The European Alliance for Responsible R&D and Affordable Medicines (henceforth, the Alliance) welcomed the initiative of the European Commission to renew the European Global Health Strategy, and the opportunity to provide feedback on the public consultation.
The current EU Global Health Strategy from 2010 has shown deficiencies when responding to the major recent challenges (COVID-19 pandemic, antimicrobial resistance (AMR), and Monkeypox, among others), underlining the urgent need for improvement. Within this context, and from the broad area of expertise of its members, the Alliance highlighted the following key points in its response to the public consultation:
- A successful and comprehensive strategy should prioritise global health research and development (R&D), which would include more investments in need-driven R&D, with attached binding conditions to guarantee transparency and the rapid publication of research results in openly accessible formats, to ensure access to affordable medicines. Improved alignment and coordination of European research opportunities with global health policy objectives would also ensure greater effectiveness and impact of EU research spending.

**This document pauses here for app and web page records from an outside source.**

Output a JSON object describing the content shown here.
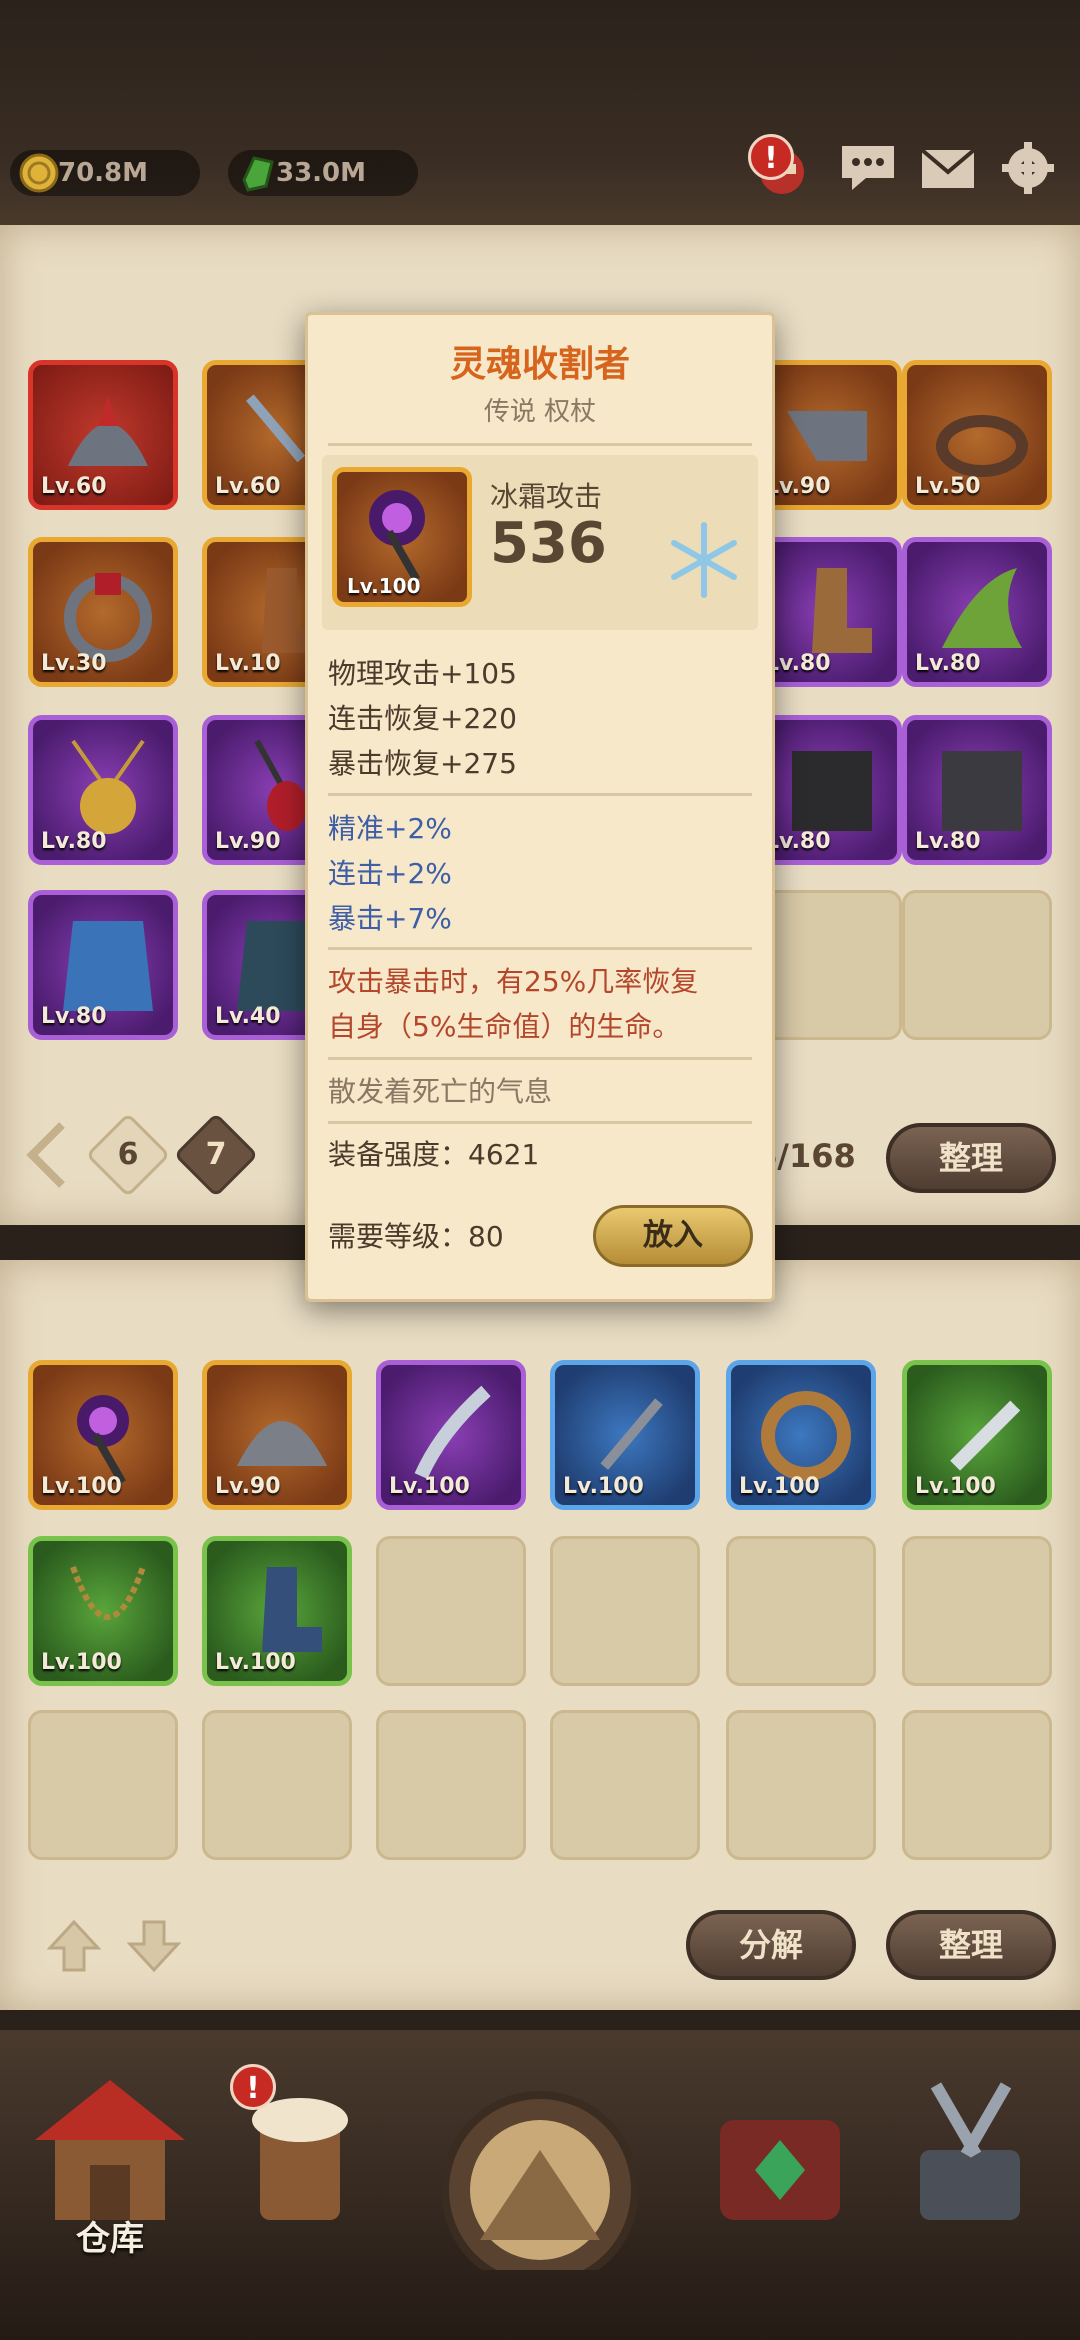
{
  "currencies": {
    "gold": "70.8M",
    "gems": "33.0M"
  },
  "top_icons": {
    "profile_badge": "!",
    "chat": "chat-icon",
    "mail": "mail-icon",
    "settings": "gear-icon"
  },
  "storage": {
    "items": [
      {
        "level": "Lv.60",
        "rarity": "red"
      },
      {
        "level": "Lv.60",
        "rarity": "gold"
      },
      {
        "level": "Lv.90",
        "rarity": "gold"
      },
      {
        "level": "Lv.50",
        "rarity": "gold"
      },
      {
        "level": "Lv.30",
        "rarity": "gold"
      },
      {
        "level": "Lv.10",
        "rarity": "gold"
      },
      {
        "level": "Lv.80",
        "rarity": "purple"
      },
      {
        "level": "Lv.80",
        "rarity": "purple"
      },
      {
        "level": "Lv.80",
        "rarity": "purple"
      },
      {
        "level": "Lv.90",
        "rarity": "purple"
      },
      {
        "level": "Lv.80",
        "rarity": "purple"
      },
      {
        "level": "Lv.80",
        "rarity": "purple"
      },
      {
        "level": "Lv.80",
        "rarity": "purple"
      },
      {
        "level": "Lv.40",
        "rarity": "purple"
      }
    ],
    "pages": [
      "6",
      "7"
    ],
    "capacity": "6/168",
    "sort_label": "整理"
  },
  "tooltip": {
    "name": "灵魂收割者",
    "type": "传说 权杖",
    "item_level": "Lv.100",
    "main_stat_label": "冰霜攻击",
    "main_stat_value": "536",
    "stats": [
      "物理攻击+105",
      "连击恢复+220",
      "暴击恢复+275"
    ],
    "bonuses": [
      "精准+2%",
      "连击+2%",
      "暴击+7%"
    ],
    "effect_line1": "攻击暴击时，有25%几率恢复",
    "effect_line2": "自身（5%生命值）的生命。",
    "flavor": "散发着死亡的气息",
    "power": "装备强度：4621",
    "required_level": "需要等级：80",
    "put_in_label": "放入"
  },
  "backpack": {
    "items": [
      {
        "level": "Lv.100",
        "rarity": "gold"
      },
      {
        "level": "Lv.90",
        "rarity": "gold"
      },
      {
        "level": "Lv.100",
        "rarity": "purple"
      },
      {
        "level": "Lv.100",
        "rarity": "blue"
      },
      {
        "level": "Lv.100",
        "rarity": "blue"
      },
      {
        "level": "Lv.100",
        "rarity": "green"
      },
      {
        "level": "Lv.100",
        "rarity": "green"
      },
      {
        "level": "Lv.100",
        "rarity": "green"
      }
    ],
    "decompose_label": "分解",
    "sort_label": "整理"
  },
  "bottom_nav": {
    "warehouse_label": "仓库",
    "tavern_badge": "!"
  }
}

- Intellectual Property (IP) incentives are also crucial to have policies which include access to provisions, public return on public investment, fair prices, and transparency. The EU should increase collaboration with Medicines Patent Pool to ensure its licenses truly lead to global access to medical tools by equally benefiting all countries and supporting universal health coverage by limiting monopoly abuses.
- The current Global Health Strategy calls for more effective use of existing flexibilities for Trade-Related aspects of Intellectual Property Rights (TRIPS) provisions in support of global health, which could improve affordable access to life-saving medical tools. However, DG TRADE has pushed for free trade agreements (i.e. South Korea) that undermine equitable access to life-saving medicines. The EU needs to provide a clear vision on how more coherent action across EU policies could be monitored, starting by defining global health’s related roles and responsibilities for each DG.
- The lack of balance between corporate power and public interest should be urgently tackled since it often tends to prioritise profits over societal impacts. The pharmaceutical, alcohol, tobacco, and some food industries have the power to set the public agenda, undermining health policies with, for example, monopolies on the most advanced tools and technologies (artificial intelligence, mRNA technology, blockchain, etc.). The new strategy needs to set healthy governance structures within EU global health instruments including R&I in order to address this imbalance of power and ultimately serve the general interest.
- The EU should strengthen bilateral partnerships that support the creation of sustainable systems for health with African countries and African Union bodies & agencies. It should support partners, as and when requested by them, in line with their human rights obligations. Central to this support should be measures that strengthen health systems and primary health care, the regulatory framework for medicine approval, the expansion and empowerment of health R&I networks, technology transfer and local production of health products. The EU must commit to the principles of ownership and solidarity.
- The European Health Emergency Preparedness and Response Authority (HERA), should lead by example in supporting low and middle-income countries by building expertise, developing manufacturing capacities, and facilitating technology transfer. Furthermore, HERA has the potential to become a truly global project, and as such the new authority should set high standards of transparency and accountability, and when performing joint/advance purchase agreements, it must ensure access conditions are attached so that medical tools funded with public investments become global public goods.
- The World Health Organization (WHO) and other global initiatives should be further strengthened by more effective governance and adequate financing. This includes a binding pandemic instrument and reinforced International Health Regulations (IHR). The EU should increase its political and financial support to the WHO to enable it to fulfil its mandate, including strengthening its role as a normative leader, expanding the WHO-UHC Partnership (Universal Health Coverage), strengthening the WHO mRNA vaccine technology transfer hub, and Global R&D initiatives. Furthermore, the EU should champion the implementation of the WHO 2019 transparency resolution through the revision of its pharma legislation and be an active player in the Fair Pricing Forum.
- Annual engagement in the Global Health Policy Forum, together with structural and effective channels of dialogues between policymakers, national and European authorities, and civil society organizations (CSO) would lead to further inclusion, integration and implementation of this new strategy. Support to Civil Society Organizations, meaningful engagement with CSO as well as sufficient and reliable financial aid (i.e., operating grants by the European Commission) to ensure their independence and contribution to the policymaking process.
The Alliance celebrates the EU approach, Health In All Policies, and appreciates the efforts of European policymakers in fostering global health. With the spirit of collaboration and mutual support, we encourage the European Commission to double their efforts and political will towards an effective, realistic and ambitious new Global Health Strategy which offers solutions and tools to tackle not only the current challenges but also the potential ones.
See responses to the consultation by Alliance members:
Shall you have any inquiries, please don’t hesitate to contact Alba Gil (email@example.com), Junior Policy Manager for Healthcare Delivery at the European Public Health Alliance (EPHA)